Sabina Tayub lives in Leicester and works as an assistant quantity surveyor with Balfour Beatty, the leading international infrastructure group. Prior to this role, she was a graduate civil engineer with the same company. I caught up with Sabina, a face of the firm, to find out more about her successes so far.
Sabina’s one claim to fame is being named a rising star in the Guardian UK 300, a comprehensive survey of top graduate employers in the UK as well as that of top emerging talent. In 2018, she was a finalist in the ‘best young women in construction’ category at the European Women in Construction & Engineering Awards.
Originally from Malawi, which has an under-developed transport system, “I’ve always been interested in how highways and infrastructure can boost an economy,” said Sabina. “I thought that if I had a career in civil engineering I might be able to give something back to Malawi. At university I made up my mind to do as much as I could; my parents had done a lot to get me there. I held down five jobs and voluntary posts and went to China for three weeks on a study programme.”
Sabina’s current role entails mainly keeping up with subcontractors’ accounts such as valuing completed work and arranging for payments as well as conducting feasibility studies to estimate materials, time and labour costs, preparing, negotiating and analysing costs for tenders and contracts and advising on a range of legal and contractual issues.
Sabina, 26, hails from a Muslim ethnic group, Memons, originating from the Indian subcontinent. Traditionally, the Memons have been a mercantile community. But, as the years have passed, they have increasingly diversified into various other professions and are also known for their involvement in philanthropy.
Sabina’s father, Mohammed Tayub, was owner of a construction company and her mother, Nasim Tayub ran a builder merchant store in Malawi. Both are now retired. She has three brothers, Karim, Aziz and Furkan and two sisters, Maryam and Shaziya. Her mother-tongue is Kutchi and she speaks a bit of Gujarati, language of her ancestors.

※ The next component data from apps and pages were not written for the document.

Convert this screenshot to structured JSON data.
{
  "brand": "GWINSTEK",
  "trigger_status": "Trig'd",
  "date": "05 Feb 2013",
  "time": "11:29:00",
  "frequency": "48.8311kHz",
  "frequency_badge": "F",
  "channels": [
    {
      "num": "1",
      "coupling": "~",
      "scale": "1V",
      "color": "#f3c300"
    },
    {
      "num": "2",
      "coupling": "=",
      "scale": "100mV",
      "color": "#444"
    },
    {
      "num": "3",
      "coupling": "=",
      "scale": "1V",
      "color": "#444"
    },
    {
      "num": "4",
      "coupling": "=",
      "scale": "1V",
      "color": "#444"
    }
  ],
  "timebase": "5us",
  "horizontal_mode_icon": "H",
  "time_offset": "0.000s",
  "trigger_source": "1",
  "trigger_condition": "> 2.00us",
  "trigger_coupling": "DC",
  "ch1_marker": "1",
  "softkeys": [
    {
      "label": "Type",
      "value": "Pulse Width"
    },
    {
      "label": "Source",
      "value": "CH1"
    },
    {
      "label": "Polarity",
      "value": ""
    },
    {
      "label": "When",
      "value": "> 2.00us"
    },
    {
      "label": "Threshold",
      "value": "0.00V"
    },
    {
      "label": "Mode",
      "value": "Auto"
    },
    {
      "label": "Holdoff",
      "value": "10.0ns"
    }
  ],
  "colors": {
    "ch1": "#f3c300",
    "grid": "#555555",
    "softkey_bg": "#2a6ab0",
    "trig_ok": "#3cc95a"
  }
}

Asked about her best ever experience, “Visiting 17 different countries in the last three years whilst holding down a full-time job,” she said. “And I intend to travel more and see more countries. It’s my new favourite hobby. I learnt so much from these experiences and got insight into different cultures which I have always been interested in.”
I put to Sabina if she’d consider entering British Politics, “Actually I would,” she smiled. “I’d be good in politics as I love communicating, meeting new people and putting across my opinions. I’ve always tried to improve my surroundings and environment be that at school, university or now, at work.”
She aspires to work on a project in Malawi. Balfour Beatty has, she said, worked in Rwanda, “so maybe the company will be able to help me achieve this ambition too.”